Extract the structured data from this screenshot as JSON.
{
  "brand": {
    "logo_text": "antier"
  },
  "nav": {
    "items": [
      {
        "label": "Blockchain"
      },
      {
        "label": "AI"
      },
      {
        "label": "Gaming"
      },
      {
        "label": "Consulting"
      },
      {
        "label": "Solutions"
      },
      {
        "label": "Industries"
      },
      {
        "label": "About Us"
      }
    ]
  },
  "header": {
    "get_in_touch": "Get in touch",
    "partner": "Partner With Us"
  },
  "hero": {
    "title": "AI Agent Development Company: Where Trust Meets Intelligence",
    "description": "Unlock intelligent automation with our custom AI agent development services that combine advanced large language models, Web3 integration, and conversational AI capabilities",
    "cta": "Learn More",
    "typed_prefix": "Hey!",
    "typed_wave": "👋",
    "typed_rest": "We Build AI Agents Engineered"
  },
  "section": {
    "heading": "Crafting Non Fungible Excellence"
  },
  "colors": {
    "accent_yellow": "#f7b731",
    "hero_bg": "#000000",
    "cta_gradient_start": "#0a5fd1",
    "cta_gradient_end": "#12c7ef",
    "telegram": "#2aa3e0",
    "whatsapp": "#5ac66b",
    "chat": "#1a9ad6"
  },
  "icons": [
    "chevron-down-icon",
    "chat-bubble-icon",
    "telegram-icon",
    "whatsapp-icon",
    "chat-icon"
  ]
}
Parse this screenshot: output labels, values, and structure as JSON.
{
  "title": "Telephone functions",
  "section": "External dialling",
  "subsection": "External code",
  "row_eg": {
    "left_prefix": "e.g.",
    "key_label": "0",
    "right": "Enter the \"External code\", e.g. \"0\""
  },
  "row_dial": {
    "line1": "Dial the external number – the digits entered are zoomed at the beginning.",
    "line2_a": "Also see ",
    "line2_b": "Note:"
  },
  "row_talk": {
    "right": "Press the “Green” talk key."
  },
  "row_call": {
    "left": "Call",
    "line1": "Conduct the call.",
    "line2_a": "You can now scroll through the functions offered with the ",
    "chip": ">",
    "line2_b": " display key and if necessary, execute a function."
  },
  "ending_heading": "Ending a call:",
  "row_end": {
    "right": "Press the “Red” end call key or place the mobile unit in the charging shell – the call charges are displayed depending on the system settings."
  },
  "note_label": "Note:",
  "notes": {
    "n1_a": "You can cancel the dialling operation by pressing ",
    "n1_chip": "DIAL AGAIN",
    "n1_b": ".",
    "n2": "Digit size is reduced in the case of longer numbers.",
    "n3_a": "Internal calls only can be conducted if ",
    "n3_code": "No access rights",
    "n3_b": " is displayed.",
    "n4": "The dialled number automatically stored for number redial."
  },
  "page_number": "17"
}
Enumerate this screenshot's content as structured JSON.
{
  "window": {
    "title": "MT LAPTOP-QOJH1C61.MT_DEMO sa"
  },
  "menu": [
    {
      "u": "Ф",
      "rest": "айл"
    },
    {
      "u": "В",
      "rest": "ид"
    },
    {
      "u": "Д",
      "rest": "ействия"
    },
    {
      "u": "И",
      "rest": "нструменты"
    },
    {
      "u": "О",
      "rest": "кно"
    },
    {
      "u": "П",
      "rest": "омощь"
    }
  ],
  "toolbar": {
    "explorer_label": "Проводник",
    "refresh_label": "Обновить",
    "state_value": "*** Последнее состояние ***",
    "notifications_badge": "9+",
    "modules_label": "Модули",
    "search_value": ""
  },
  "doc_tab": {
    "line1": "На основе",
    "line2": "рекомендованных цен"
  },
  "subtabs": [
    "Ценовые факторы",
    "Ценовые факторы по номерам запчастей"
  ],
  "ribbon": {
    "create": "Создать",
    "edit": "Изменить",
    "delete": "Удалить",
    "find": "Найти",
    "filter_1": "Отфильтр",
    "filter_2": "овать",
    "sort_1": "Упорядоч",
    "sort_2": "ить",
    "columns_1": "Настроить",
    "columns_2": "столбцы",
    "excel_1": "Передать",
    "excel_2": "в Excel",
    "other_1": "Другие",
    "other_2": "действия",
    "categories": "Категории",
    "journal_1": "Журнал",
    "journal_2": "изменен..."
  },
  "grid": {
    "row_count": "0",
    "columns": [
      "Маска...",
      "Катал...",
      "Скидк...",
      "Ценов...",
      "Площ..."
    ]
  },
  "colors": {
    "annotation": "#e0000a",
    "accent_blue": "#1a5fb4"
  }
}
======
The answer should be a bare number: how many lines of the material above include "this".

3